*** RECORD EXCERPTS ***
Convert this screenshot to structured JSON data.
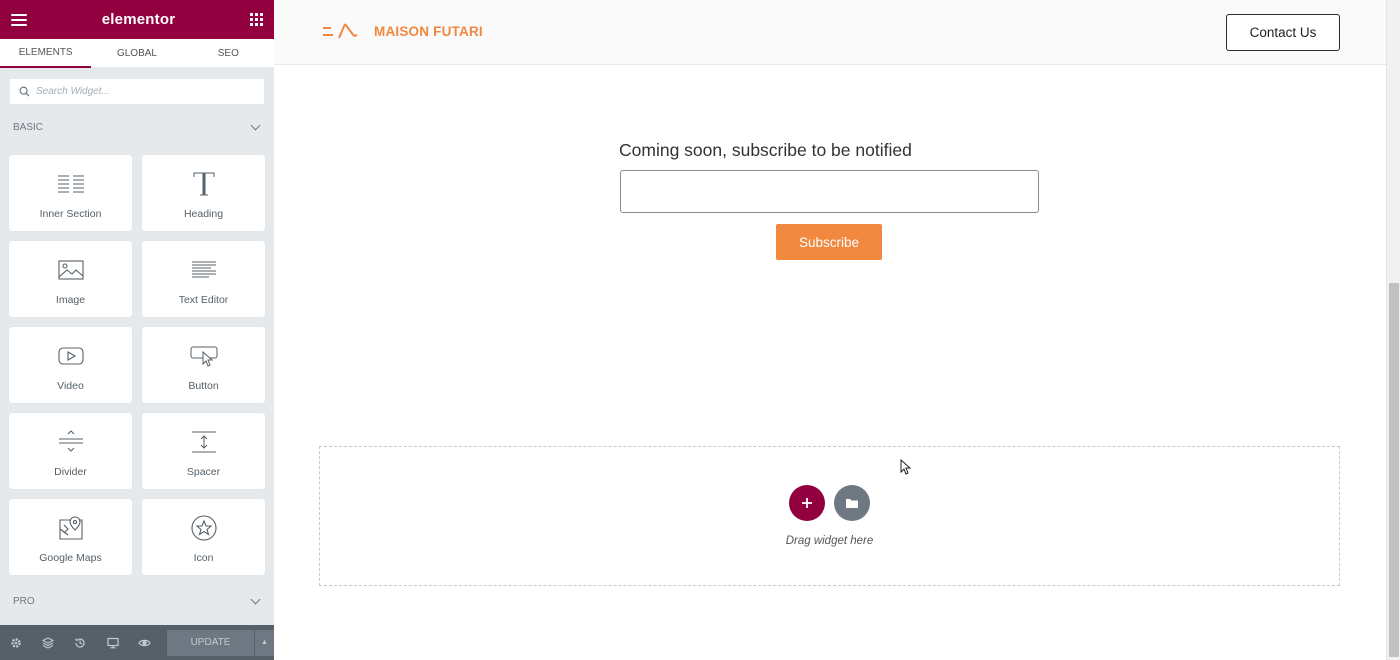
{
  "panel": {
    "logo": "elementor",
    "tabs": [
      {
        "label": "ELEMENTS",
        "active": true
      },
      {
        "label": "GLOBAL",
        "active": false
      },
      {
        "label": "SEO",
        "active": false
      }
    ],
    "search_placeholder": "Search Widget...",
    "categories": {
      "basic": "BASIC",
      "pro": "PRO"
    },
    "widgets": [
      {
        "label": "Inner Section",
        "icon": "inner-section-icon"
      },
      {
        "label": "Heading",
        "icon": "heading-icon"
      },
      {
        "label": "Image",
        "icon": "image-icon"
      },
      {
        "label": "Text Editor",
        "icon": "text-editor-icon"
      },
      {
        "label": "Video",
        "icon": "video-icon"
      },
      {
        "label": "Button",
        "icon": "button-icon"
      },
      {
        "label": "Divider",
        "icon": "divider-icon"
      },
      {
        "label": "Spacer",
        "icon": "spacer-icon"
      },
      {
        "label": "Google Maps",
        "icon": "google-maps-icon"
      },
      {
        "label": "Icon",
        "icon": "star-icon"
      }
    ],
    "footer": {
      "update_label": "UPDATE"
    }
  },
  "preview": {
    "brand_name": "MAISON FUTARI",
    "contact_label": "Contact Us",
    "heading": "Coming soon, subscribe to be notified",
    "email_value": "",
    "subscribe_label": "Subscribe",
    "drop_text": "Drag widget here"
  },
  "colors": {
    "brand": "#93003f",
    "accent": "#f0883f",
    "panel_bg": "#e6e9ec",
    "footer_bg": "#556068"
  }
}
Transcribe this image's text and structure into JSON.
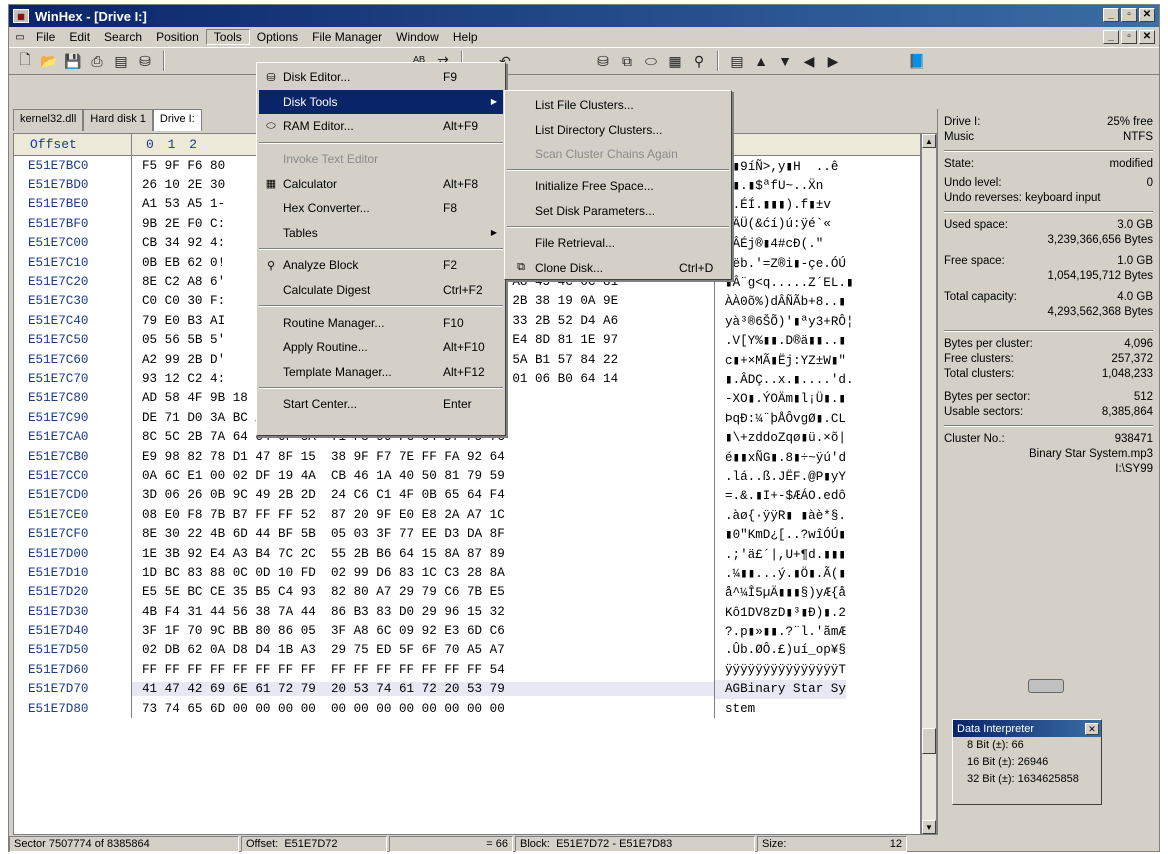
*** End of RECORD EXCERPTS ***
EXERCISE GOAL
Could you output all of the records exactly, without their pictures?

TASK ANSWER
Convert this screenshot to structured JSON data.
{
  "panel": {
    "logo": "elementor",
    "tabs": [
      {
        "label": "ELEMENTS",
        "active": true
      },
      {
        "label": "GLOBAL",
        "active": false
      },
      {
        "label": "SEO",
        "active": false
      }
    ],
    "search_placeholder": "Search Widget...",
    "categories": {
      "basic": "BASIC",
      "pro": "PRO"
    },
    "widgets": [
      {
        "label": "Inner Section",
        "icon": "inner-section-icon"
      },
      {
        "label": "Heading",
        "icon": "heading-icon"
      },
      {
        "label": "Image",
        "icon": "image-icon"
      },
      {
        "label": "Text Editor",
        "icon": "text-editor-icon"
      },
      {
        "label": "Video",
        "icon": "video-icon"
      },
      {
        "label": "Button",
        "icon": "button-icon"
      },
      {
        "label": "Divider",
        "icon": "divider-icon"
      },
      {
        "label": "Spacer",
        "icon": "spacer-icon"
      },
      {
        "label": "Google Maps",
        "icon": "google-maps-icon"
      },
      {
        "label": "Icon",
        "icon": "star-icon"
      }
    ],
    "footer": {
      "update_label": "UPDATE"
    }
  },
  "preview": {
    "brand_name": "MAISON FUTARI",
    "contact_label": "Contact Us",
    "heading": "Coming soon, subscribe to be notified",
    "email_value": "",
    "subscribe_label": "Subscribe",
    "drop_text": "Drag widget here"
  },
  "colors": {
    "brand": "#93003f",
    "accent": "#f0883f",
    "panel_bg": "#e6e9ec",
    "footer_bg": "#556068"
  }
}
Transcribe this image's text and structure into JSON.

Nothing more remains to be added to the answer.